Under the proposals, masks will remain mandatory in air and long-distance transport, as well as clinics, nationwide. But federal states will be able to choose themselves whether to introduce further measures like mandatory masks on public and regional transport.

States will also have the power to take tougher Covid measures if the situation calls for it, such as mandatory masks indoors, but lockdowns and school closures have been ruled out. 

READ ALSO Masks and no lockdowns: Germany’s new Covid plan from autumn to Easter

The draft law states that there can be exceptions from wearing masks in indoor spaces, such as restaurants, for recently Covid-vaccinated or recovered people. 

But Bavaria’s health minister Klaus Holetschek (CSU) told DPA that these planned exemptions were not justified because vaccinated and recovered people can still transmit infections. “There are clear gaps in the current draft law,” said the CSU politician.

Dominik Spitzer, health policy spokesman for the FDP parliamentary group in the Bavarian state parliament, also questioned this exception, saying the rules “simply made no sense”.

“With the current virus variant, that would be impossible to convey, since even vaccinated people can continue to carry the virus,” the FDP politician told Bavarian broadcaster BR24. 

The coalition government’s graduated plan under the new Infection Protection Act, is set to be in force from October 1st until April 7th next year. 

The powers for the states are a first step, “but they do not go far enough for us”, Holetschek added, while calling for some points to be tightened up. “We need strong guidelines for autumn and winter.”

Holetschek said the government needed to tighten up the criteria with which states can adopt and enforce more effective measures to protect against the spread of Covid-19.

READ ALSO: Could Germany see a ‘patchwork’ of Covid rules?

Meanwhile, CDU health politician Erwin Rüddel said Germany was on the “wrong track” and the country should find “a completely different approach” to Covid policy than it has so far.

He accused the coalition government of being in “panic mode” and said he doubted the Bundestag would pass the proposals.

“I believe, there will be significant changes (to the draft)”, he said.

But the chairperson of the doctors’ association Marburger Bund, Susanne Johna, backed the plans.

“The proposal for the new Infection Protection Act gives the states sufficient possibilities to react adequately to the infection situation,” Johna told the Rheinische Post on Tuesday.
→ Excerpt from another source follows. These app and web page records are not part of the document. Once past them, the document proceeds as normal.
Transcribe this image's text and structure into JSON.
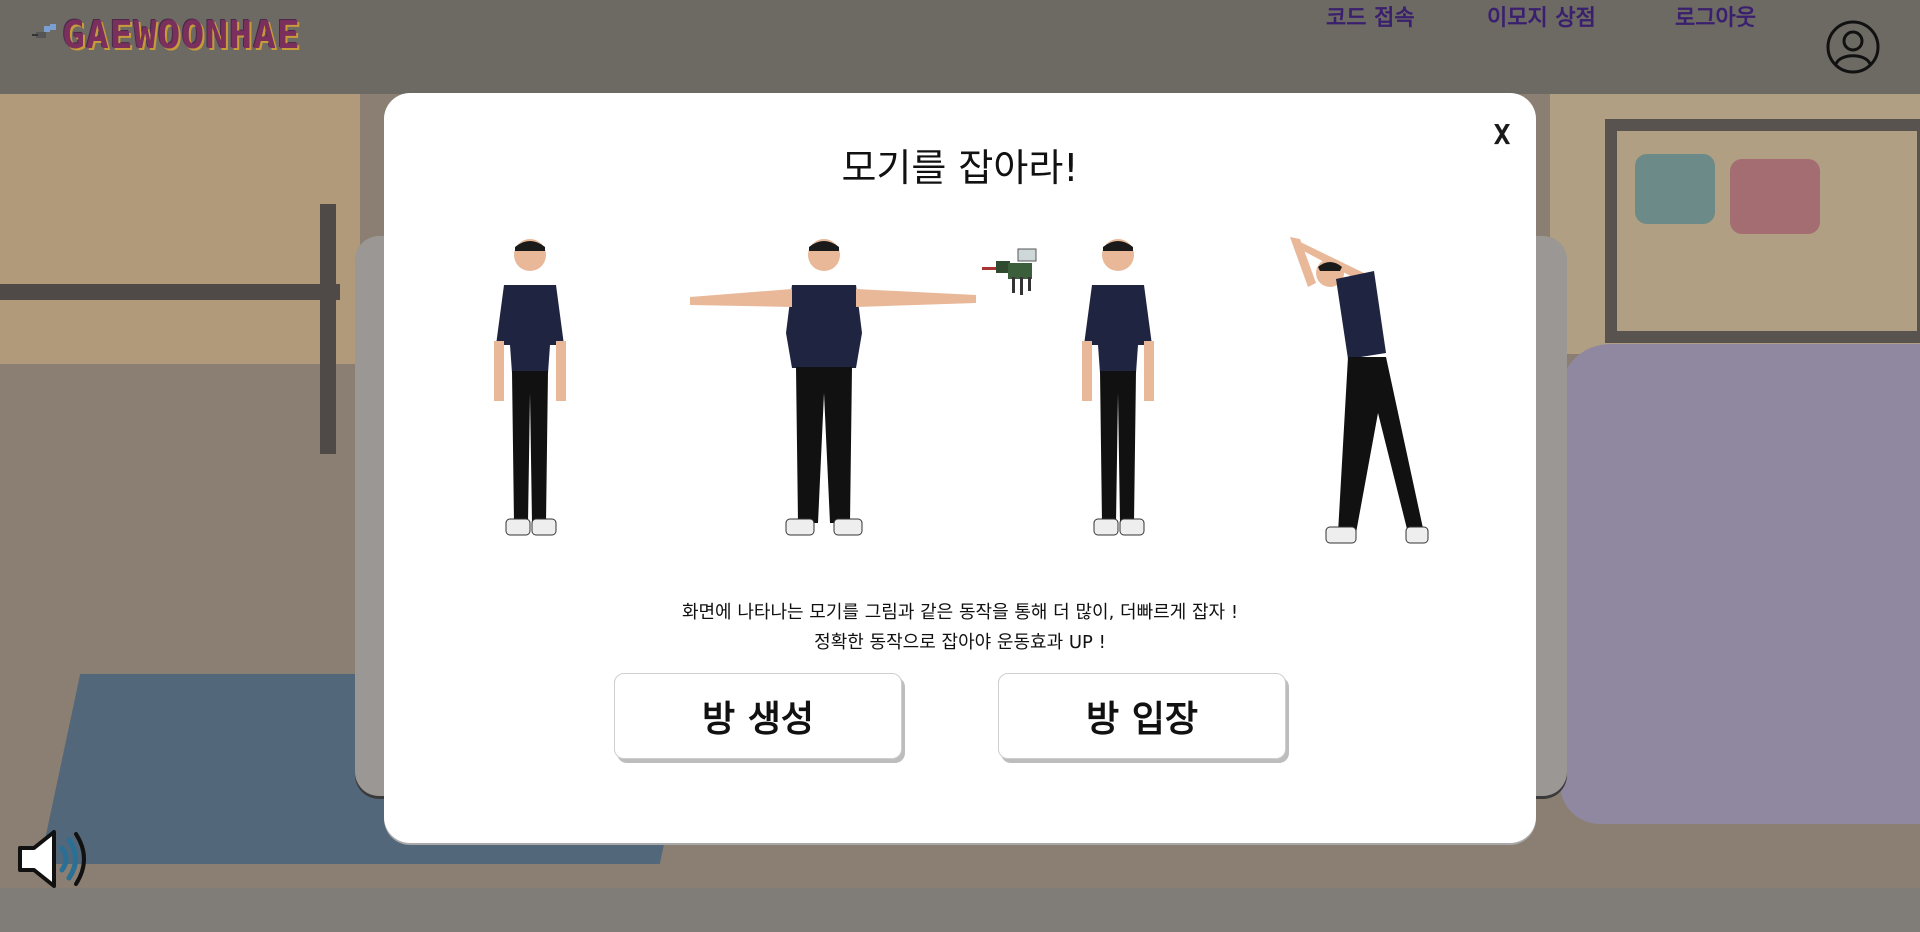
{
  "header": {
    "logo_text": "GAEWOONHAE",
    "nav": {
      "code_join": "코드 접속",
      "emoji_shop": "이모지 상점",
      "logout": "로그아웃"
    },
    "profile_icon": "user-circle-icon"
  },
  "modal": {
    "close_label": "X",
    "title": "모기를 잡아라!",
    "description_line1": "화면에 나타나는 모기를 그림과 같은 동작을 통해 더 많이, 더빠르게 잡자 !",
    "description_line2": "정확한 동작으로 잡아야 운동효과 UP !",
    "create_room_button": "방 생성",
    "join_room_button": "방 입장",
    "poses": [
      "standing",
      "arms-spread",
      "standing",
      "side-stretch"
    ],
    "mosquito_icon": "mosquito-icon"
  },
  "footer": {
    "sound_icon": "speaker-icon"
  },
  "colors": {
    "nav_text": "#3a1f6e",
    "logo": "#7a2f5c",
    "overlay": "#7a7570",
    "modal_bg": "#ffffff"
  }
}
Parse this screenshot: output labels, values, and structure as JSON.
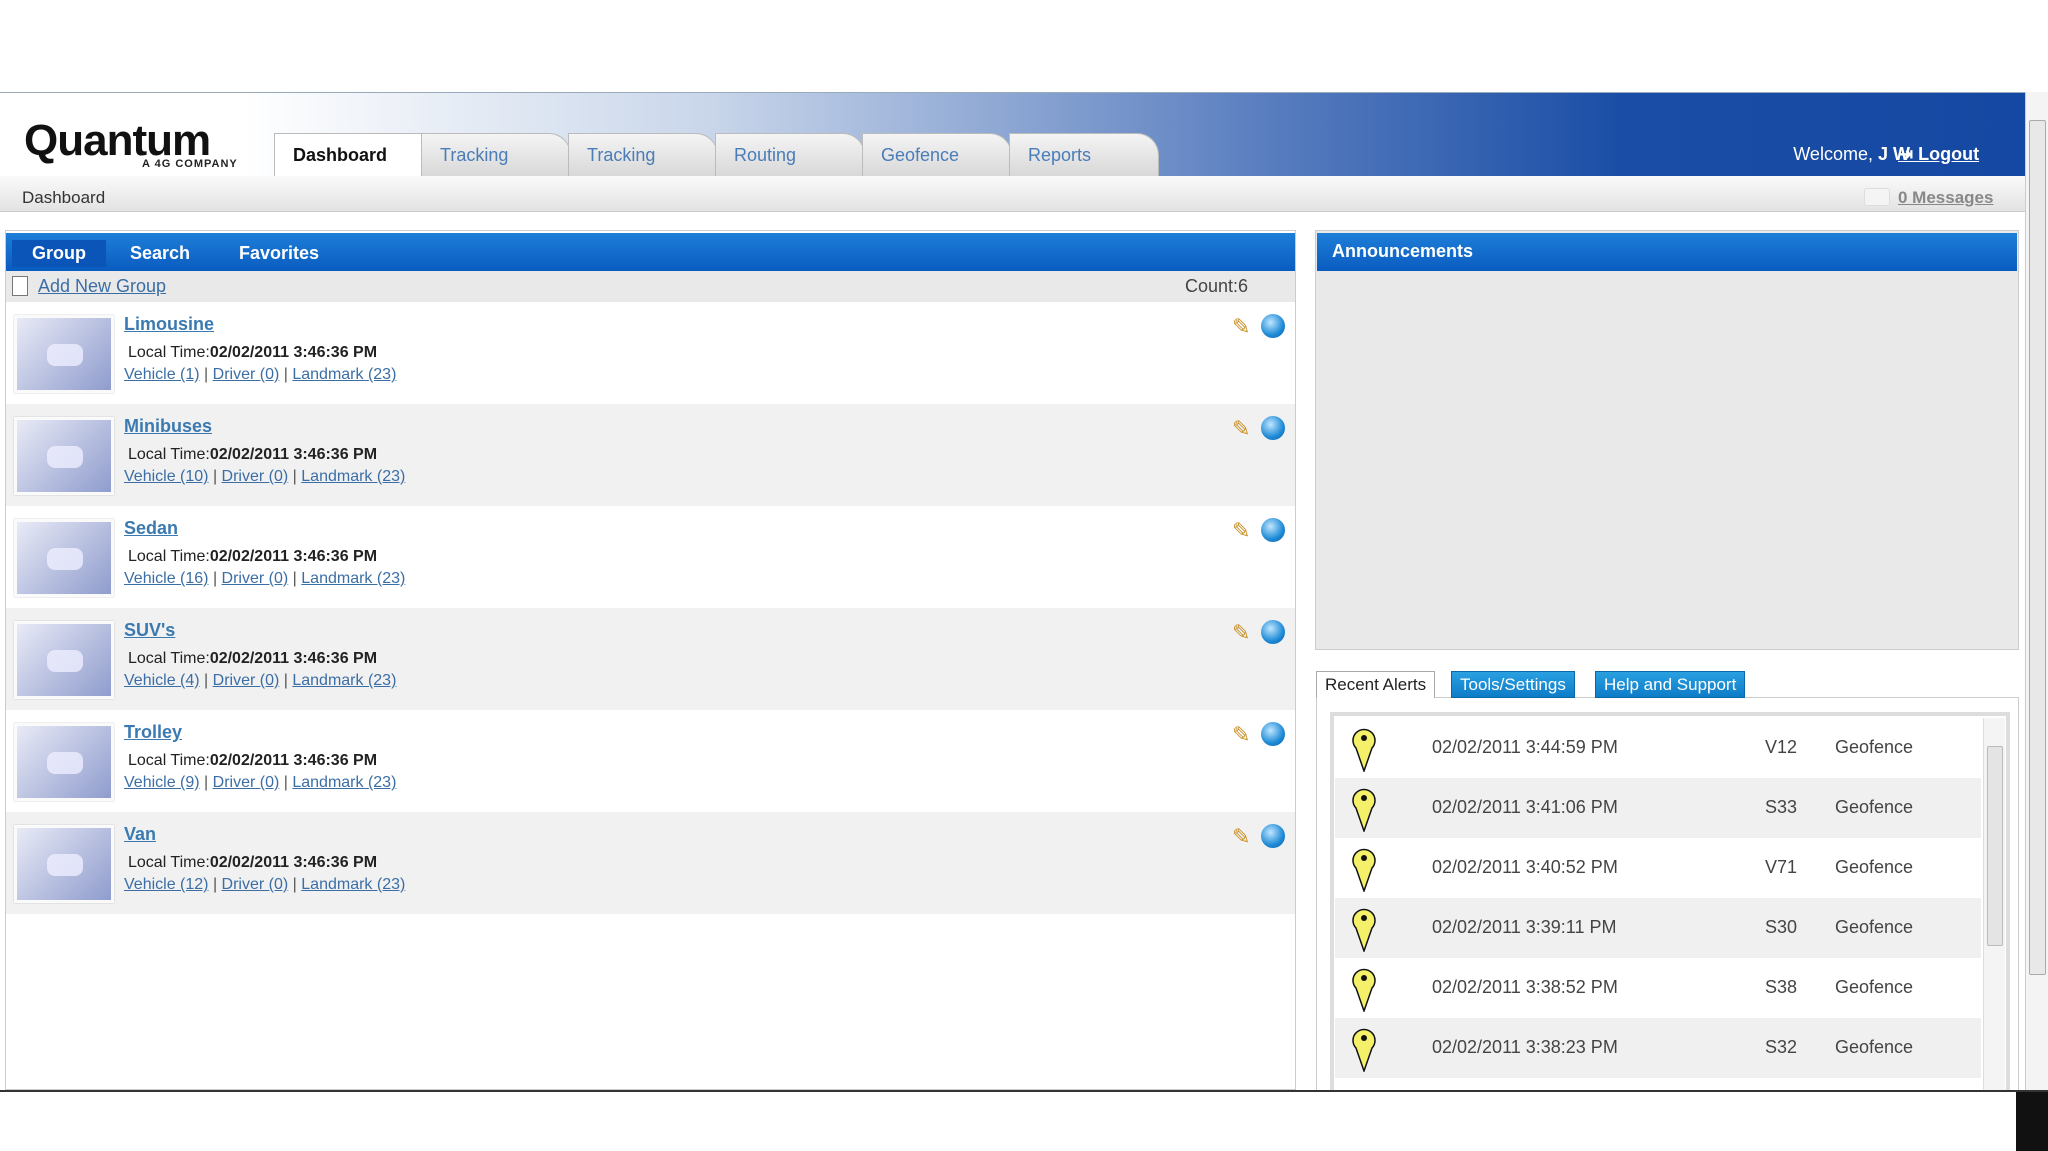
{
  "header": {
    "logo_text": "Quantum",
    "logo_sub": "A 4G COMPANY",
    "welcome": "Welcome,",
    "user": "J W",
    "logout": "Logout",
    "tabs": [
      "Dashboard",
      "Tracking",
      "Tracking",
      "Routing",
      "Geofence",
      "Reports"
    ]
  },
  "breadcrumb": "Dashboard",
  "messages": "0 Messages",
  "left": {
    "tabs": [
      "Group",
      "Search",
      "Favorites"
    ],
    "add_new": "Add New Group",
    "count": "Count:6",
    "local_time_label": "Local Time:",
    "groups": [
      {
        "name": "Limousine",
        "time": "02/02/2011 3:46:36 PM",
        "vehicle": "Vehicle (1)",
        "driver": "Driver (0)",
        "landmark": "Landmark (23)"
      },
      {
        "name": "Minibuses",
        "time": "02/02/2011 3:46:36 PM",
        "vehicle": "Vehicle (10)",
        "driver": "Driver (0)",
        "landmark": "Landmark (23)"
      },
      {
        "name": "Sedan",
        "time": "02/02/2011 3:46:36 PM",
        "vehicle": "Vehicle (16)",
        "driver": "Driver (0)",
        "landmark": "Landmark (23)"
      },
      {
        "name": "SUV's",
        "time": "02/02/2011 3:46:36 PM",
        "vehicle": "Vehicle (4)",
        "driver": "Driver (0)",
        "landmark": "Landmark (23)"
      },
      {
        "name": "Trolley",
        "time": "02/02/2011 3:46:36 PM",
        "vehicle": "Vehicle (9)",
        "driver": "Driver (0)",
        "landmark": "Landmark (23)"
      },
      {
        "name": "Van",
        "time": "02/02/2011 3:46:36 PM",
        "vehicle": "Vehicle (12)",
        "driver": "Driver (0)",
        "landmark": "Landmark (23)"
      }
    ]
  },
  "announcements": {
    "title": "Announcements"
  },
  "alerts": {
    "tabs": [
      "Recent Alerts",
      "Tools/Settings",
      "Help and Support"
    ],
    "rows": [
      {
        "datetime": "02/02/2011 3:44:59 PM",
        "id": "V12",
        "type": "Geofence"
      },
      {
        "datetime": "02/02/2011 3:41:06 PM",
        "id": "S33",
        "type": "Geofence"
      },
      {
        "datetime": "02/02/2011 3:40:52 PM",
        "id": "V71",
        "type": "Geofence"
      },
      {
        "datetime": "02/02/2011 3:39:11 PM",
        "id": "S30",
        "type": "Geofence"
      },
      {
        "datetime": "02/02/2011 3:38:52 PM",
        "id": "S38",
        "type": "Geofence"
      },
      {
        "datetime": "02/02/2011 3:38:23 PM",
        "id": "S32",
        "type": "Geofence"
      }
    ]
  }
}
“The states can take regionally adapted measures to protect people if the need arises. I can’t understand why this concept is being called into question right away.”